Provided information section start
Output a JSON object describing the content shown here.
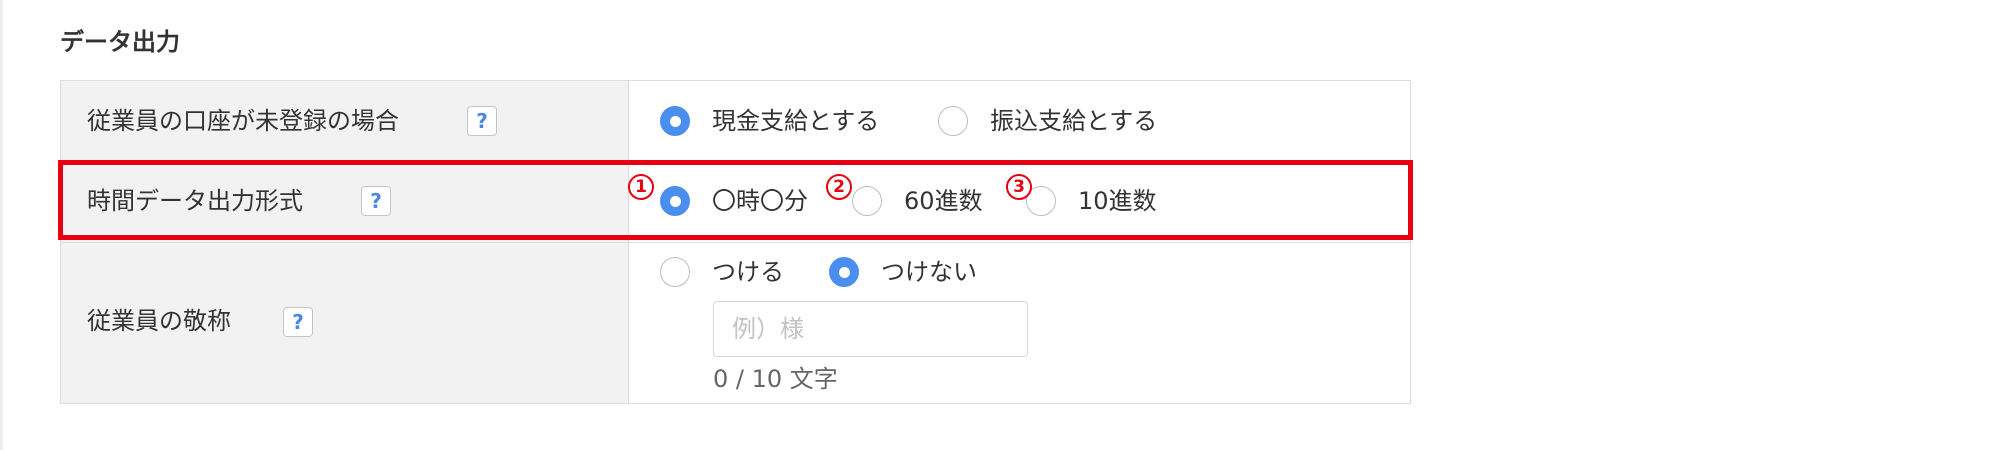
{
  "section": {
    "title": "データ出力"
  },
  "rows": [
    {
      "label": "従業員の口座が未登録の場合",
      "help": "?",
      "options": [
        {
          "label": "現金支給とする",
          "checked": true
        },
        {
          "label": "振込支給とする",
          "checked": false
        }
      ]
    },
    {
      "label": "時間データ出力形式",
      "help": "?",
      "highlighted": true,
      "markers": [
        "1",
        "2",
        "3"
      ],
      "options": [
        {
          "label": "〇時〇分",
          "checked": true
        },
        {
          "label": "60進数",
          "checked": false
        },
        {
          "label": "10進数",
          "checked": false
        }
      ]
    },
    {
      "label": "従業員の敬称",
      "help": "?",
      "options": [
        {
          "label": "つける",
          "checked": false
        },
        {
          "label": "つけない",
          "checked": true
        }
      ],
      "input": {
        "placeholder": "例）様",
        "value": ""
      },
      "counter": "0 / 10 文字"
    }
  ],
  "colors": {
    "accent": "#4a8ff0",
    "highlight": "#e60012",
    "label_background": "#f2f2f2",
    "border": "#dddddd"
  }
}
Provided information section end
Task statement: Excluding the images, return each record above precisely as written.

Result of the exercise:
Output a JSON object describing the content shown here.
{
  "section": {
    "title": "データ出力"
  },
  "rows": [
    {
      "label": "従業員の口座が未登録の場合",
      "help": "?",
      "options": [
        {
          "label": "現金支給とする",
          "checked": true
        },
        {
          "label": "振込支給とする",
          "checked": false
        }
      ]
    },
    {
      "label": "時間データ出力形式",
      "help": "?",
      "highlighted": true,
      "markers": [
        "1",
        "2",
        "3"
      ],
      "options": [
        {
          "label": "〇時〇分",
          "checked": true
        },
        {
          "label": "60進数",
          "checked": false
        },
        {
          "label": "10進数",
          "checked": false
        }
      ]
    },
    {
      "label": "従業員の敬称",
      "help": "?",
      "options": [
        {
          "label": "つける",
          "checked": false
        },
        {
          "label": "つけない",
          "checked": true
        }
      ],
      "input": {
        "placeholder": "例）様",
        "value": ""
      },
      "counter": "0 / 10 文字"
    }
  ],
  "colors": {
    "accent": "#4a8ff0",
    "highlight": "#e60012",
    "label_background": "#f2f2f2",
    "border": "#dddddd"
  }
}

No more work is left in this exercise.